Segment Open

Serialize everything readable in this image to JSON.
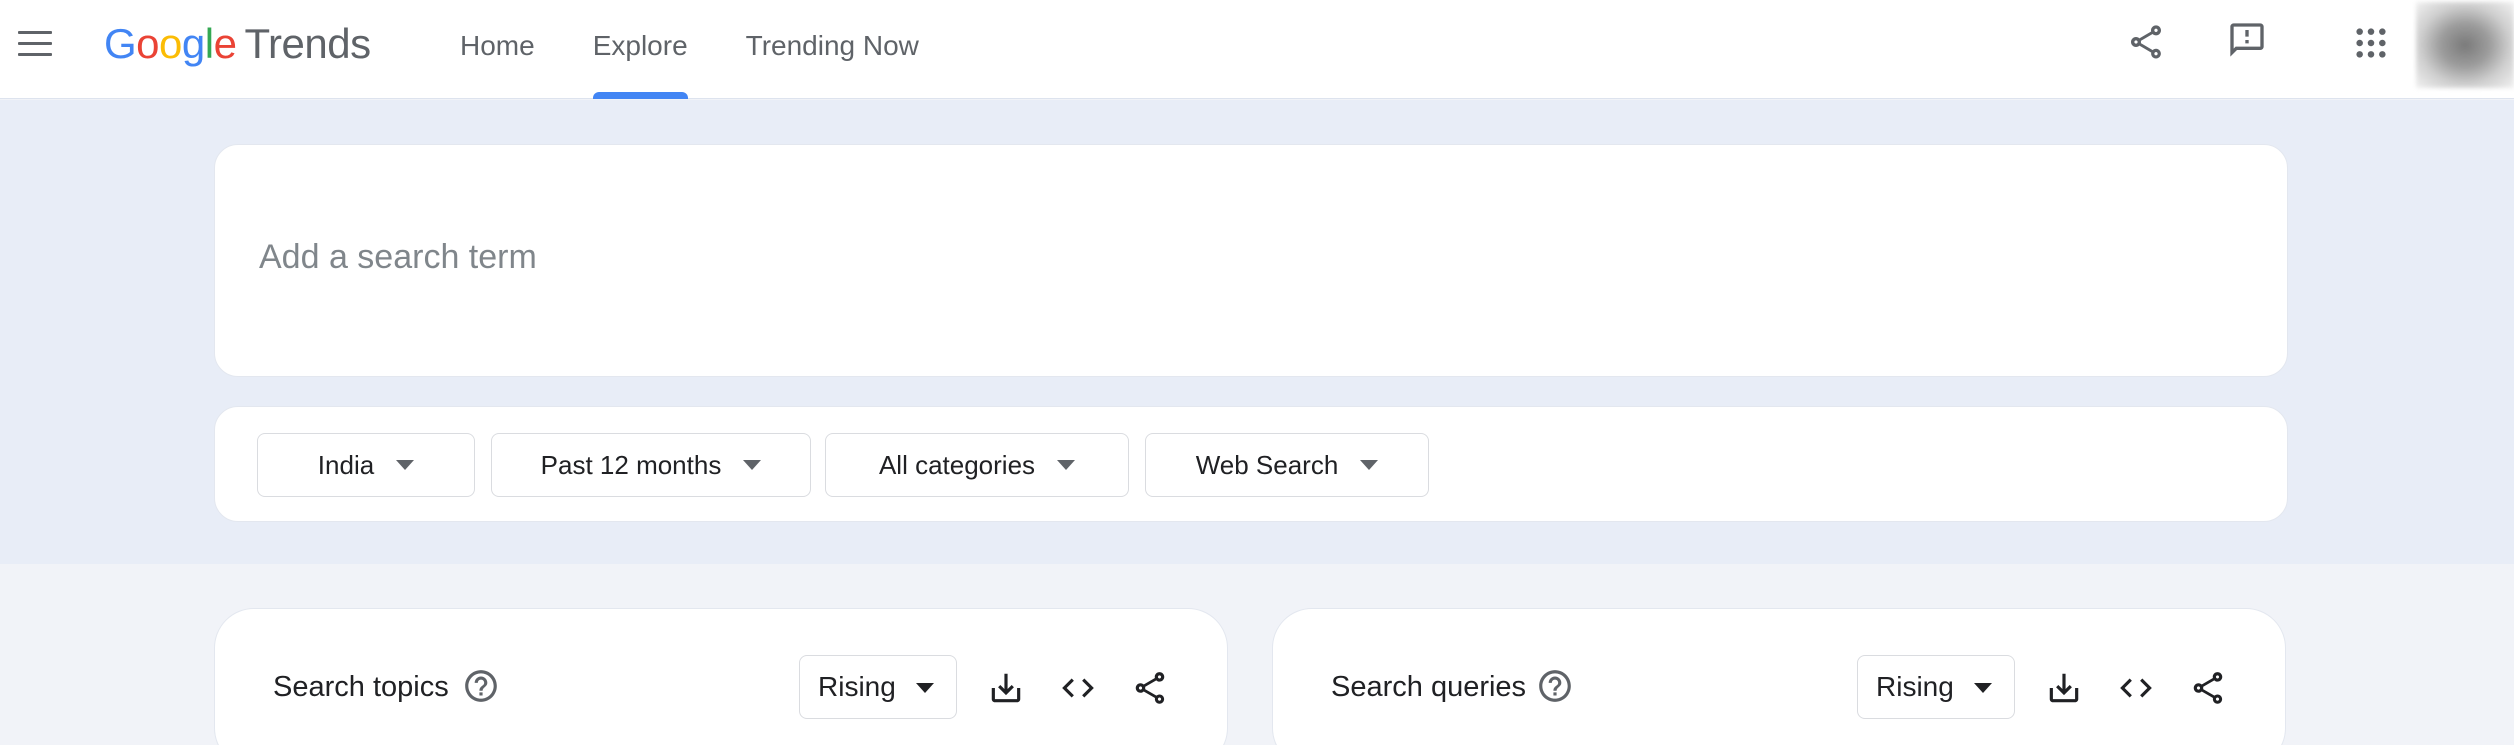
{
  "app": {
    "logo_google": [
      "G",
      "o",
      "o",
      "g",
      "l",
      "e"
    ],
    "logo_product": "Trends"
  },
  "nav": {
    "tabs": [
      {
        "label": "Home",
        "active": false
      },
      {
        "label": "Explore",
        "active": true
      },
      {
        "label": "Trending Now",
        "active": false
      }
    ]
  },
  "header_icons": [
    "menu-icon",
    "share-icon",
    "feedback-icon",
    "apps-icon",
    "avatar"
  ],
  "search": {
    "placeholder": "Add a search term",
    "value": ""
  },
  "filters": {
    "region": "India",
    "time_range": "Past 12 months",
    "category": "All categories",
    "property": "Web Search"
  },
  "panels": {
    "topics": {
      "title": "Search topics",
      "selector": "Rising"
    },
    "queries": {
      "title": "Search queries",
      "selector": "Rising"
    }
  },
  "colors": {
    "accent": "#4285f4",
    "google_red": "#ea4335",
    "google_yellow": "#fbbc05",
    "google_green": "#34a853",
    "band": "#e8edf7"
  }
}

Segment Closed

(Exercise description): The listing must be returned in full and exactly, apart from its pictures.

(Output for this task):
Serialize everything readable in this image to JSON.
{
  "app": {
    "logo_google": [
      "G",
      "o",
      "o",
      "g",
      "l",
      "e"
    ],
    "logo_product": "Trends"
  },
  "nav": {
    "tabs": [
      {
        "label": "Home",
        "active": false
      },
      {
        "label": "Explore",
        "active": true
      },
      {
        "label": "Trending Now",
        "active": false
      }
    ]
  },
  "header_icons": [
    "menu-icon",
    "share-icon",
    "feedback-icon",
    "apps-icon",
    "avatar"
  ],
  "search": {
    "placeholder": "Add a search term",
    "value": ""
  },
  "filters": {
    "region": "India",
    "time_range": "Past 12 months",
    "category": "All categories",
    "property": "Web Search"
  },
  "panels": {
    "topics": {
      "title": "Search topics",
      "selector": "Rising"
    },
    "queries": {
      "title": "Search queries",
      "selector": "Rising"
    }
  },
  "colors": {
    "accent": "#4285f4",
    "google_red": "#ea4335",
    "google_yellow": "#fbbc05",
    "google_green": "#34a853",
    "band": "#e8edf7"
  }
}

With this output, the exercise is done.